#### Data

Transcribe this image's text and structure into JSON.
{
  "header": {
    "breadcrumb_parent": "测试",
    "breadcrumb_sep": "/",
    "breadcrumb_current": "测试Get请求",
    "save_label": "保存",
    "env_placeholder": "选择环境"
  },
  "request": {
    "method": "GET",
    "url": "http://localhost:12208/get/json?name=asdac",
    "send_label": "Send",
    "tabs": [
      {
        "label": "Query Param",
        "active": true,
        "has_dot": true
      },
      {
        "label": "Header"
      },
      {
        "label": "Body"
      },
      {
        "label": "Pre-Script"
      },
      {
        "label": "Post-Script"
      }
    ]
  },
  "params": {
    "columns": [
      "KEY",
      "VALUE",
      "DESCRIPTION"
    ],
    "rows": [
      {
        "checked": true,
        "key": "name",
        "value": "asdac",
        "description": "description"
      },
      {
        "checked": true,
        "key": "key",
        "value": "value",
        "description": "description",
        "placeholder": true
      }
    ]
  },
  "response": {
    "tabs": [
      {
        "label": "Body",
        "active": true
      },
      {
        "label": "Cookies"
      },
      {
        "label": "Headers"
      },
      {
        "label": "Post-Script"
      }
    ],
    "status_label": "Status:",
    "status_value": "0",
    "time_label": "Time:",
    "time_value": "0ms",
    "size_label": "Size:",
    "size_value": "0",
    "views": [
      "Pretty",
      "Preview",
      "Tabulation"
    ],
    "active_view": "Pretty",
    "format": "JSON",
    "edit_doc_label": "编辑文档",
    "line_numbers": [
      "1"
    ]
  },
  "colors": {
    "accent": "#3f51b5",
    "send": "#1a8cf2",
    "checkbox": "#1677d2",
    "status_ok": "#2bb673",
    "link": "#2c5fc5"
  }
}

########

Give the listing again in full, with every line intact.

Transcribe this image's text and structure into JSON.
{
  "header": {
    "breadcrumb_parent": "测试",
    "breadcrumb_sep": "/",
    "breadcrumb_current": "测试Get请求",
    "save_label": "保存",
    "env_placeholder": "选择环境"
  },
  "request": {
    "method": "GET",
    "url": "http://localhost:12208/get/json?name=asdac",
    "send_label": "Send",
    "tabs": [
      {
        "label": "Query Param",
        "active": true,
        "has_dot": true
      },
      {
        "label": "Header"
      },
      {
        "label": "Body"
      },
      {
        "label": "Pre-Script"
      },
      {
        "label": "Post-Script"
      }
    ]
  },
  "params": {
    "columns": [
      "KEY",
      "VALUE",
      "DESCRIPTION"
    ],
    "rows": [
      {
        "checked": true,
        "key": "name",
        "value": "asdac",
        "description": "description"
      },
      {
        "checked": true,
        "key": "key",
        "value": "value",
        "description": "description",
        "placeholder": true
      }
    ]
  },
  "response": {
    "tabs": [
      {
        "label": "Body",
        "active": true
      },
      {
        "label": "Cookies"
      },
      {
        "label": "Headers"
      },
      {
        "label": "Post-Script"
      }
    ],
    "status_label": "Status:",
    "status_value": "0",
    "time_label": "Time:",
    "time_value": "0ms",
    "size_label": "Size:",
    "size_value": "0",
    "views": [
      "Pretty",
      "Preview",
      "Tabulation"
    ],
    "active_view": "Pretty",
    "format": "JSON",
    "edit_doc_label": "编辑文档",
    "line_numbers": [
      "1"
    ]
  },
  "colors": {
    "accent": "#3f51b5",
    "send": "#1a8cf2",
    "checkbox": "#1677d2",
    "status_ok": "#2bb673",
    "link": "#2c5fc5"
  }
}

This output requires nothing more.